Now let's take a look at another virtual machine that is also under the default vSAN storage policy. In the image below you can see that the virtual machine home directory is placed on three servers with a witness and two components. The placement of this object can be different than of the VMDK-object.
For the disk you can see that there are four components in the RAID1 set where each half of the mirrored set is split into two components and there is no witness involved. The reason for the RAID0 split is in this case because the virtual machine was too large to fit onto a single disk group of a single server and therefor will be placed on multiple servers. But this behavior can also be seen when you use a policy with a stripe width of 2. But when you do the math with four components there could be a scenario where two of them would survive and therefor would be exactly 50%, which is not more than 50%.
This is however where the voting mechanism is used. When you look at the VMDK-object, in the screenshot below again taken from RVC, then you can see that the components do not all have 1 vote but one of them has 2 votes.
We can now do the math to decide when a majority of more than 50% remains. Remember that the policy is still for 1 host failure to tolerate. This placement can only be done on four servers.
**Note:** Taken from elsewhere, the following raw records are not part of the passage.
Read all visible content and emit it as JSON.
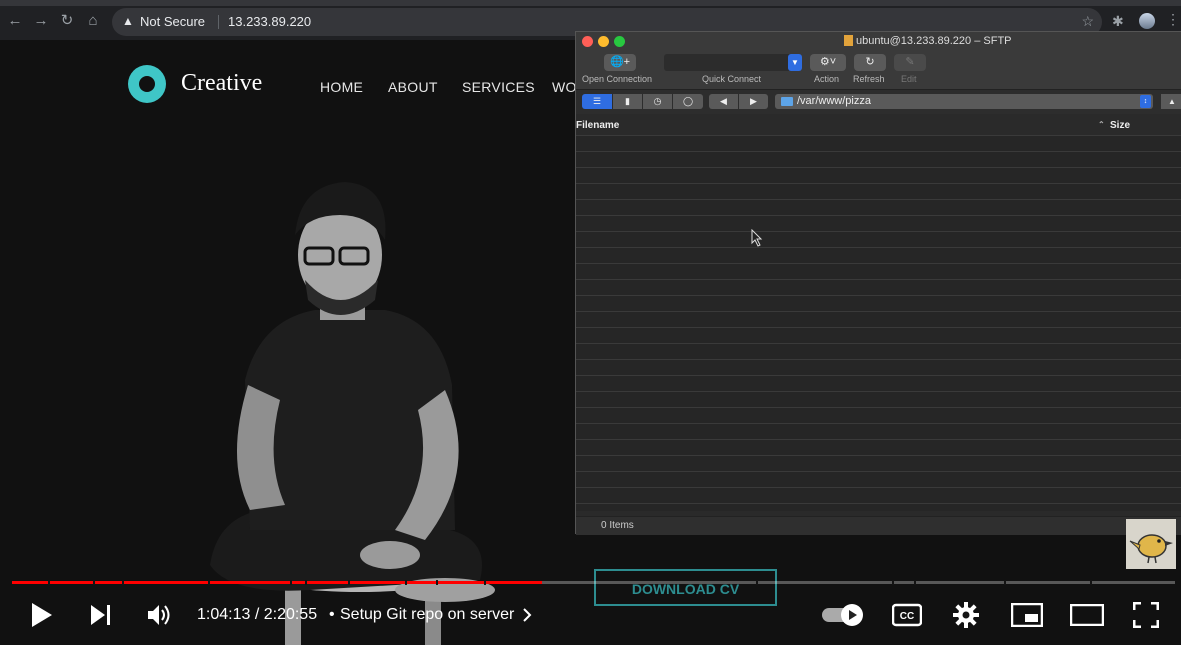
{
  "browser": {
    "security_label": "Not Secure",
    "url": "13.233.89.220",
    "icons": [
      "back-icon",
      "forward-icon",
      "reload-icon",
      "home-icon",
      "warning-icon",
      "star-icon",
      "extensions-icon",
      "profile-avatar",
      "menu-icon"
    ]
  },
  "website": {
    "brand": "Creative",
    "nav": [
      "HOME",
      "ABOUT",
      "SERVICES",
      "WO"
    ],
    "cta": "DOWNLOAD CV",
    "accent_color": "#3fc6c7"
  },
  "sftp": {
    "title": "ubuntu@13.233.89.220 – SFTP",
    "toolbar": {
      "open_connection": "Open Connection",
      "quick_connect": "Quick Connect",
      "action": "Action",
      "refresh": "Refresh",
      "edit": "Edit"
    },
    "path": "/var/www/pizza",
    "columns": {
      "filename": "Filename",
      "size": "Size"
    },
    "status": "0 Items"
  },
  "player": {
    "time": "1:04:13 / 2:20:55",
    "chapter": "Setup Git repo on server",
    "progress_fraction": 0.4557
  }
}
When trying to place this virtual machine in a three node cluster the CLOM-service would decide that placement is not possible and would not create the virtual machine disk object.
There is a total of five votes to be used.
sa-esxi-02 with 2 votes
sa-esxi-01 with 1 vote
sa-esxi-04 with 1 vote
sa-esxi-03 with 1 vote
So there are four hosts than can fail (one at ta time) leading to four possible scenario's:
1) Host sa-esxi-02 fails and therefor the remaining hosts will form a majority:
sa-esxi-01 (1 vote) + sa-esxi-04 (1 vote) + sa-esxi-03 (1 vote) = 3/5 is >50%
2) Host sa-esxi-01 fails and therefor the remaining hosts will form a majority:
sa-esxi-02 (2 votes) + sa-esxi-04 (1 vote) + sa-esxi-03 (1 vote) = 4/5 is >50%
3) Host sa-esxi-04 fails and therefor the remaining hosts will form a majority:
sa-esxi-02 (2 votes) + sa-esxi-01 (1 vote) + sa-esxi-03 (1 vote) = 4/5 is >50%
4) Host sa-esxi-03 fails and therefor the remaining hosts will form a majority:
sa-esxi-02 (2 votes) + sa-esxi-01 (1 vote) + sa-esxi-04 (1 vote) = 4/5 is >50%
Also in this specific placement scenario if hosts sa-esxi-03 and sa-esxi-04 fail the two remaining hosts would be able to provide access to the disk object:
5) Host sa-esxi-03 fails and therefor the remaining hosts will form a majority, but only because they form a combination of one part of the mirrored set:
sa-esxi-02 (2 votes) + sa-esxi-01 (1 vote) = 3/5 is >50%
So as you can see there is a secondary mechanism to provide a tiebreaker mechanism and you can now investigate for yourself how components are placed on your servers and how vSAN can decide if 50% remains available when a host fails.